Berlin Wrestles With the Jewish Culture it Banished
Out of the rubble of the First World War emerged a mythic culture in Berlin: modern and erotic, brimming with arts and ideas; a city that attracted writers, actors, painters and musicians to its aura of progress and creativity.
That’s half the picture. The other half is the Depression, National Socialism and antisemitism that hung like a shadow over the Golden Twenties, which came to an abrupt end in 1933, when Hitler seized power.
It is this conflict — between myth and reality, between the triumph and the tragedy — that inspired the 19th Jewish Culture Festival, titled “The Golden Twenties: Today Comes and Tomorrow Stays.” The festival runs in Berlin through December 11. From Yiddish tango to historic tours of the capital; from films, readings, art and photography exhibits to a flashy cabaret performance of Kurt Weill and Bertolt Brecht’s “Mahagonny,” the festival has set its sights high: to connect a glorious past to a barely noticeable present.
“It’s about Jewish artists trying to build a bridge between the ’20s and today — to show living Jewish life, not only dead,” said Shelly Kupferberg, a radio and television journalist working as the festival’s arts adviser.
Just 12,000 registered Jews live in Berlin today — 80% of whom come from the former Soviet Union — compared with the 170,000 living here in 1925. At that time, the community boasted 49 theaters, 37 film companies, 20 music salons, three opera houses, 1,000 publishing houses, 2,000 magazines and 40 daily newspapers. Injected into the city’s cultural atmosphere were names like Arnold Schöneberg and Marc Chagall, Joseph Roth and Albert Einstein, Egon Kirsch, Fritz Lang and Vladimir Nabokov. The productivity was stunning; the loss — between the Nazi takeover and the gas chambers of World War II — immeasurable.

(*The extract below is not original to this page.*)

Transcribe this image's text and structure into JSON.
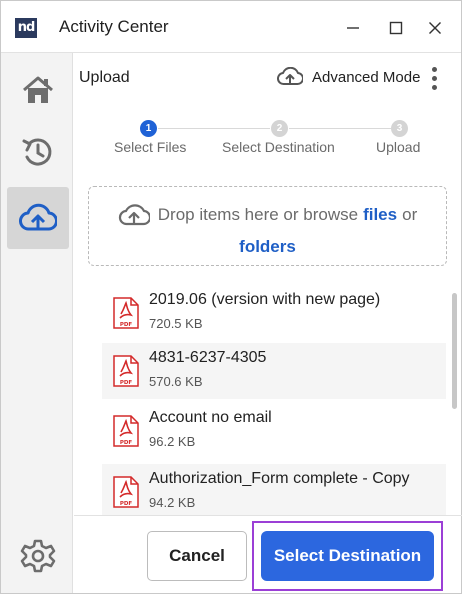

In recasting the past to illuminate the present, music can be a persuasive form. The festival’s second night featured a stirring rendition of Yiddish tango songs — from their birth in the 1930s in New York and Buenos Aires to their mournful expression in ghettos and concentration camps, from Vilnius to Bialystok and from Lodz to Auschwitz. Such contemporary bands as Oi Va Voi from London and Kosher Nostra from Frankfurt will make appearances here, with traditional cantorial and klezmer music adapted to the acoustic and club sounds of today.
Directed by the German film and theater actor Dominique Horwitz (whose latest film, “Die Blaue Grenze” [“The Blue Border”] opened two weeks ago in Berlin), the festival takes place in a notable setting: under an elaborate, 1920s-style cabaret tent erected in the courtyard behind the Centrum Judaicum, on Oranienburger Strasse in Mitte, the historic heart of Berlin’s Jewish community.
With emphasis on the other Berlin neighborhoods where Jewish life once flourished — the high culture centered on the Kurfürstendamm and Charlottenburg in the west, and on the poor Eastern European immigrants who settled in Scheunenviertels in the east — the festival brings retrospectives on such writers as Georg Hermann and Sammy Gronemann, actors Paul Graetz, Alexander Granach, Maria Orska and Fritzi Massary, and other renowned figures of that time.
A reflection on the Golden Twenties “is important because antisemitism is growing in the former East Germany,” a non-Jewish German attendant at the festival said, preferring not to be named. “Jewish culture existed as a part of German culture before National Socialism: That’s the message against antisemitism today.”
Michael Levitin is a freelance journalist living in Berlin.